As a computer science student, I have been learning computer thinking from scratch in just a few months. In the process of learning and iterating myself, I have gradually come to appreciate the differences between computer thinking and natural human thinking. In my daily life, after intense thinking, when faced with an unsolved algorithmic problem, my brain will always go for the easier problems to prioritise, in exchange for a break.
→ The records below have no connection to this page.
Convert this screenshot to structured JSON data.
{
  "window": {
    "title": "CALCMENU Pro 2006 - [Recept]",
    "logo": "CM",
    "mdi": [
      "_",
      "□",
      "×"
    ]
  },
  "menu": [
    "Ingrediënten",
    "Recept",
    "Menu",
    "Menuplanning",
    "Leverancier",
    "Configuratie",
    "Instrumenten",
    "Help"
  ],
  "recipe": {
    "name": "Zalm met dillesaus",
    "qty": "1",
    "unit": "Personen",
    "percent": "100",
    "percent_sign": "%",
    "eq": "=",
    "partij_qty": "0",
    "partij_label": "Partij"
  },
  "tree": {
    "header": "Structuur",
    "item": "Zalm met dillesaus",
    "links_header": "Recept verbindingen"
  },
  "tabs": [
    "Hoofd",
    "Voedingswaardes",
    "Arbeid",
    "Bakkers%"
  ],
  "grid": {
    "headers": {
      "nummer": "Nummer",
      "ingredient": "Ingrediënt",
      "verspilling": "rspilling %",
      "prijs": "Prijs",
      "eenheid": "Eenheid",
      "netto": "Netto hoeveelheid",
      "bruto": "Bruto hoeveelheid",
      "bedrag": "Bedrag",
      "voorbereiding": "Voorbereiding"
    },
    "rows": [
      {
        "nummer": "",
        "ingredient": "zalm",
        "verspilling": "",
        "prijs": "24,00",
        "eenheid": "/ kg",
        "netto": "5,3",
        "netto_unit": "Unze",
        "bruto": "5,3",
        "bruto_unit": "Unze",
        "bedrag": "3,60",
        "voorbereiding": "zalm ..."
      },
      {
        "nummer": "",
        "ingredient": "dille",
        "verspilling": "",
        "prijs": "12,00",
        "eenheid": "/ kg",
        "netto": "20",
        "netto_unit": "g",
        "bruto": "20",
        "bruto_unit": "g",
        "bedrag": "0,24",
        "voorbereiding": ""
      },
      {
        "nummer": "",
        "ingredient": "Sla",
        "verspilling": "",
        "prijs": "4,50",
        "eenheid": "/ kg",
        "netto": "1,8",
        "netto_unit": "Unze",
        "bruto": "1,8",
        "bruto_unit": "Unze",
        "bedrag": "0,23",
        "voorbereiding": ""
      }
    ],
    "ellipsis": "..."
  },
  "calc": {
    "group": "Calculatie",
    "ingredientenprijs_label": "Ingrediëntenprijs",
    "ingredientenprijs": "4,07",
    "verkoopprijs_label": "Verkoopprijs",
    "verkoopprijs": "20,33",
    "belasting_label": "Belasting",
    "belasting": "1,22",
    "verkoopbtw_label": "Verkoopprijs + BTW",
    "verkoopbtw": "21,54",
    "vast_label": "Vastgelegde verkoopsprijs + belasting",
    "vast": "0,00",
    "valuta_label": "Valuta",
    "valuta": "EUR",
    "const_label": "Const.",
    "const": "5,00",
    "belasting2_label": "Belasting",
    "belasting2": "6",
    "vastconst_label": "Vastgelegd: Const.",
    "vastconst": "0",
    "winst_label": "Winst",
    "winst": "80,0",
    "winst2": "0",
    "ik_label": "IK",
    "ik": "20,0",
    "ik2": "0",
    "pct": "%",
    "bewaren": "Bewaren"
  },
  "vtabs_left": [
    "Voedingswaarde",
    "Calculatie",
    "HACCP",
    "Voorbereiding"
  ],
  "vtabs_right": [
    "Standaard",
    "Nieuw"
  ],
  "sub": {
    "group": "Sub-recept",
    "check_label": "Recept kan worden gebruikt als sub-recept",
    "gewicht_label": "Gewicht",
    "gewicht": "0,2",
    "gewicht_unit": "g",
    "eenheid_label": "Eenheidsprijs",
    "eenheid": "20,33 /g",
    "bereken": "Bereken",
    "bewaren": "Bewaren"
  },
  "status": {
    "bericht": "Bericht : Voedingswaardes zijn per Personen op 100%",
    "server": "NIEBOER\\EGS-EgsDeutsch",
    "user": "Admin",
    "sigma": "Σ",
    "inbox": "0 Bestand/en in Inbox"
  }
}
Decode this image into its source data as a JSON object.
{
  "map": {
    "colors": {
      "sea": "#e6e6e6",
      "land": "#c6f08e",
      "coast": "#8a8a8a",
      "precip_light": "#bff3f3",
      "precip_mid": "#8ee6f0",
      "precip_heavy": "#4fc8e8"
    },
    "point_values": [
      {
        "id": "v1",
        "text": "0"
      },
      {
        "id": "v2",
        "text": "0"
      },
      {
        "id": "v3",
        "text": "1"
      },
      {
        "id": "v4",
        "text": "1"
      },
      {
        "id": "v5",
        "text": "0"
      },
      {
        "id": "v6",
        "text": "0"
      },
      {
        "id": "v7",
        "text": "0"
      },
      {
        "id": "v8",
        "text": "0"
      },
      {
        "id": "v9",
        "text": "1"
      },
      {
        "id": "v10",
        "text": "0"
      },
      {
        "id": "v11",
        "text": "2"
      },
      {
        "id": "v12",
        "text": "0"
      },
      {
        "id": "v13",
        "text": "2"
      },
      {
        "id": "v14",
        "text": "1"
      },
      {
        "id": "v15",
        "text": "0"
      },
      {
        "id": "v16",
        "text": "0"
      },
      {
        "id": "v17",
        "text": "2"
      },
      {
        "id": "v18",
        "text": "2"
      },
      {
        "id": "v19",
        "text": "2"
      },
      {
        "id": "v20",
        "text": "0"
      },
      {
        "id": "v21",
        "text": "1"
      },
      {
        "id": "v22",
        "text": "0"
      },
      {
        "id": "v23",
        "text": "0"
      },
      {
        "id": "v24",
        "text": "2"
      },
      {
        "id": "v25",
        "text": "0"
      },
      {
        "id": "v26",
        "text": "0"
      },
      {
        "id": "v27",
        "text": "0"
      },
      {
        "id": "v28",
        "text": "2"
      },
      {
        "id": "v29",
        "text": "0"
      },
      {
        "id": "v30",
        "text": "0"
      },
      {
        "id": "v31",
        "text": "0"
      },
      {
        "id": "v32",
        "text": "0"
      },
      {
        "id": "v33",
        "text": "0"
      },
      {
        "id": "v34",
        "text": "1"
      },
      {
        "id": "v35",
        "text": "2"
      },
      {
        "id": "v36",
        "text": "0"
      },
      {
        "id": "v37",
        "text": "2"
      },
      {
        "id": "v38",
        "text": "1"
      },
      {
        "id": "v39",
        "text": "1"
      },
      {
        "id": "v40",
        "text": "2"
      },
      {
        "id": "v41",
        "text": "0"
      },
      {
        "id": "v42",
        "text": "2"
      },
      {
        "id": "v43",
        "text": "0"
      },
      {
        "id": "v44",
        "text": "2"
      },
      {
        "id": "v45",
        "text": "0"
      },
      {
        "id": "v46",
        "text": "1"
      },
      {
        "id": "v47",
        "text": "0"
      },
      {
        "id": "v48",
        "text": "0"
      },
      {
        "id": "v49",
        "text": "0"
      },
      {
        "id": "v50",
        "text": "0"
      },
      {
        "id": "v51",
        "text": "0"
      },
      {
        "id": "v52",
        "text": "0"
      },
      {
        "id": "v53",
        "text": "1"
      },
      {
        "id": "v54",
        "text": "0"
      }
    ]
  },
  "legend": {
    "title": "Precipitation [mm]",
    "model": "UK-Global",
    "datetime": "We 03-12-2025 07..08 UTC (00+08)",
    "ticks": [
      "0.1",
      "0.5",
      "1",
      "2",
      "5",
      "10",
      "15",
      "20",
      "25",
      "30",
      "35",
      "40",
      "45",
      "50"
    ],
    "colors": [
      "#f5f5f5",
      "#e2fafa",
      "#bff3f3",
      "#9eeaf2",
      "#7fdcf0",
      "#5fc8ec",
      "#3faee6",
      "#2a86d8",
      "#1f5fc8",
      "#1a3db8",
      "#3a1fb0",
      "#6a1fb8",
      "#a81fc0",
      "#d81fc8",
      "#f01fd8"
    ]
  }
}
For example, when I go to subtract, I first look for situations where the subtracted number is equal to the number being subtracted in these problems. In this case, instead of subtracting one place at a time and considering the borrowed places, we just need to make sure that each place is equal to the subtracted number and write the result 0. In this case, it is much easier to check that each place is the same than to subtract each place and then consider the borrowed places. Secondly, I would look for subtraction problems that do not require a debit and where it is immediately obvious that the result is a positive number, as this requires much less thought.
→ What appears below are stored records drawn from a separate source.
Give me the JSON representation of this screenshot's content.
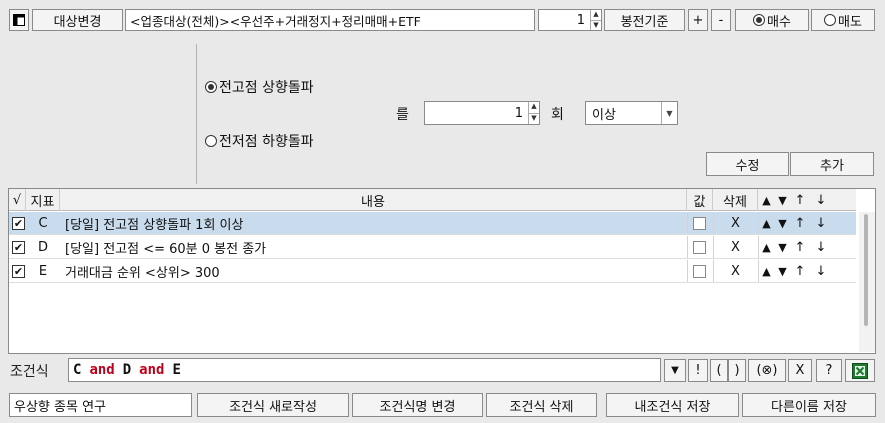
{
  "toolbar": {
    "mode_button": "대상변경",
    "target_text": "<업종대상(전체)><우선주+거래정지+정리매매+ETF",
    "count_value": "1",
    "basis_button": "봉전기준",
    "plus_button": "+",
    "minus_button": "-",
    "buy_label": "매수",
    "sell_label": "매도",
    "buy_selected": true
  },
  "condition_editor": {
    "option_high": "전고점 상향돌파",
    "option_low": "전저점 하향돌파",
    "high_selected": true,
    "particle": "를",
    "times_value": "1",
    "times_unit": "회",
    "compare_select": "이상",
    "edit_button": "수정",
    "add_button": "추가"
  },
  "grid": {
    "headers": {
      "check": "√",
      "indicator": "지표",
      "content": "내용",
      "value": "값",
      "delete": "삭제",
      "move_up": "▲",
      "move_down": "▼",
      "top": "↑",
      "bottom": "↓"
    },
    "rows": [
      {
        "checked": true,
        "indicator": "C",
        "content": "[당일] 전고점 상향돌파 1회 이상",
        "delete": "X",
        "up": "▲",
        "down": "▼",
        "top": "↑",
        "bottom": "↓",
        "selected": true
      },
      {
        "checked": true,
        "indicator": "D",
        "content": "[당일] 전고점 <= 60분 0 봉전 종가",
        "delete": "X",
        "up": "▲",
        "down": "▼",
        "top": "↑",
        "bottom": "↓",
        "selected": false
      },
      {
        "checked": true,
        "indicator": "E",
        "content": "거래대금 순위 <상위> 300",
        "delete": "X",
        "up": "▲",
        "down": "▼",
        "top": "↑",
        "bottom": "↓",
        "selected": false
      }
    ]
  },
  "formula": {
    "label": "조건식",
    "tokens": [
      "C",
      "and",
      "D",
      "and",
      "E"
    ],
    "tools": [
      "▼",
      "!",
      "(",
      ")",
      "(⊗)",
      "X",
      "?"
    ]
  },
  "bottom_bar": {
    "name_value": "우상향 종목 연구",
    "new_button": "조건식 새로작성",
    "rename_button": "조건식명 변경",
    "delete_button": "조건식 삭제",
    "save_button": "내조건식 저장",
    "save_as_button": "다른이름 저장"
  },
  "colors": {
    "operator": "#c0001a",
    "selection": "#c9dced",
    "excel_icon": "#1d7a2e"
  }
}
Finally, I would consider solving problems with and without debits. This is inherent to human thinking and it reduces the effort and time required, in computer language, in terms of time and space complexity. Computers, however, do not rank problems in terms of complexity and then prioritise simple problems. For computers, they can solve thousands of algorithmic problems in a very short period of time. Humans are always subconsciously confused when faced with the unknown, and when faced with an abstract problem, the first step is to convert the abstract problem into a concrete one to facilitate the human brain's understanding. For example, to understand a large number a human would use recursive thinking, whereas a computer would directly visualise the number. Learning and understanding computational thinking will help me solve many problems in my study plans and future career. Computational thinking will help me to become more rational, rigorous and logical. Computational thinking can help me to become an innovator. For example, in moudle320 I need to make a business process map and I will analyse my business plan from the perspective of both the user and the developer. The first step is to find out what features the user needs in the software, and then to implement the features that the developer needs based on the skills and tools that the developer has. The user needs to give feedback to the developer, and the developer needs to update the product based on the user's feedback. Learning about computational thinking helps me to break down big problems into smaller ones, and then use algorithms to solve each smaller problem. Therefore, computational thinking is very important in my study plan and my future career.